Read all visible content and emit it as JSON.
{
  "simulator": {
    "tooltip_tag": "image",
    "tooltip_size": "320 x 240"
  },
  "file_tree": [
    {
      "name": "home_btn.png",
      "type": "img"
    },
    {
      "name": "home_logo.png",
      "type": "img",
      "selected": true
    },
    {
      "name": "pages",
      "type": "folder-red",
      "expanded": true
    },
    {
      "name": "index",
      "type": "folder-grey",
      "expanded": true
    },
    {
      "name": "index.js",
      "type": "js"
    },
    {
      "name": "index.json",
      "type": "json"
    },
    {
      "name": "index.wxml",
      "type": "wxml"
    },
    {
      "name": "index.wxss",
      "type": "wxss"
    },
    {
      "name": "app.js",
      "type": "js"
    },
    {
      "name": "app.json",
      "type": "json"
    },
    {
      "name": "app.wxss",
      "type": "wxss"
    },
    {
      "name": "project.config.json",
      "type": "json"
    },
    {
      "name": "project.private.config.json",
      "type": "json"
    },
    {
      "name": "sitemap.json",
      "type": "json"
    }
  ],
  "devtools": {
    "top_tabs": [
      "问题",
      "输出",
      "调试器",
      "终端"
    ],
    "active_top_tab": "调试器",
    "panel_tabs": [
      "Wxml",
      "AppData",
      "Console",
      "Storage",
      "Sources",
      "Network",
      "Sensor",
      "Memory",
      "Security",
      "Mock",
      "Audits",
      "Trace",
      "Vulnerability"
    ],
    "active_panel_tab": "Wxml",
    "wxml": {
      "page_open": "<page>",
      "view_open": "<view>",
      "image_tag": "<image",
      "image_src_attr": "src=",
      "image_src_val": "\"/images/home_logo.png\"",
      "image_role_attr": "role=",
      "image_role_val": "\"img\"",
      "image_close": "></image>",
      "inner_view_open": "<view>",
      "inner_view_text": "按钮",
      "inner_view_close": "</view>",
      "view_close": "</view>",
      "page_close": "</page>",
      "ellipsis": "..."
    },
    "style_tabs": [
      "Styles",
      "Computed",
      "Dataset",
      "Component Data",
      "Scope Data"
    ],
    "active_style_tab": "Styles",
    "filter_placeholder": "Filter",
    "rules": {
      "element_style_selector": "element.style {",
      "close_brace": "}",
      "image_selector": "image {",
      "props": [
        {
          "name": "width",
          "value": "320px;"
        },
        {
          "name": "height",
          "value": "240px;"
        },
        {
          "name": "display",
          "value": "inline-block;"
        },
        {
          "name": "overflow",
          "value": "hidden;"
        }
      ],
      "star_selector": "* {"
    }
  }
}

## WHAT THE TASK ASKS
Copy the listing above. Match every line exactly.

## TASK ANSWER
Read all visible content and emit it as JSON.
{
  "simulator": {
    "tooltip_tag": "image",
    "tooltip_size": "320 x 240"
  },
  "file_tree": [
    {
      "name": "home_btn.png",
      "type": "img"
    },
    {
      "name": "home_logo.png",
      "type": "img",
      "selected": true
    },
    {
      "name": "pages",
      "type": "folder-red",
      "expanded": true
    },
    {
      "name": "index",
      "type": "folder-grey",
      "expanded": true
    },
    {
      "name": "index.js",
      "type": "js"
    },
    {
      "name": "index.json",
      "type": "json"
    },
    {
      "name": "index.wxml",
      "type": "wxml"
    },
    {
      "name": "index.wxss",
      "type": "wxss"
    },
    {
      "name": "app.js",
      "type": "js"
    },
    {
      "name": "app.json",
      "type": "json"
    },
    {
      "name": "app.wxss",
      "type": "wxss"
    },
    {
      "name": "project.config.json",
      "type": "json"
    },
    {
      "name": "project.private.config.json",
      "type": "json"
    },
    {
      "name": "sitemap.json",
      "type": "json"
    }
  ],
  "devtools": {
    "top_tabs": [
      "问题",
      "输出",
      "调试器",
      "终端"
    ],
    "active_top_tab": "调试器",
    "panel_tabs": [
      "Wxml",
      "AppData",
      "Console",
      "Storage",
      "Sources",
      "Network",
      "Sensor",
      "Memory",
      "Security",
      "Mock",
      "Audits",
      "Trace",
      "Vulnerability"
    ],
    "active_panel_tab": "Wxml",
    "wxml": {
      "page_open": "<page>",
      "view_open": "<view>",
      "image_tag": "<image",
      "image_src_attr": "src=",
      "image_src_val": "\"/images/home_logo.png\"",
      "image_role_attr": "role=",
      "image_role_val": "\"img\"",
      "image_close": "></image>",
      "inner_view_open": "<view>",
      "inner_view_text": "按钮",
      "inner_view_close": "</view>",
      "view_close": "</view>",
      "page_close": "</page>",
      "ellipsis": "..."
    },
    "style_tabs": [
      "Styles",
      "Computed",
      "Dataset",
      "Component Data",
      "Scope Data"
    ],
    "active_style_tab": "Styles",
    "filter_placeholder": "Filter",
    "rules": {
      "element_style_selector": "element.style {",
      "close_brace": "}",
      "image_selector": "image {",
      "props": [
        {
          "name": "width",
          "value": "320px;"
        },
        {
          "name": "height",
          "value": "240px;"
        },
        {
          "name": "display",
          "value": "inline-block;"
        },
        {
          "name": "overflow",
          "value": "hidden;"
        }
      ],
      "star_selector": "* {"
    }
  }
}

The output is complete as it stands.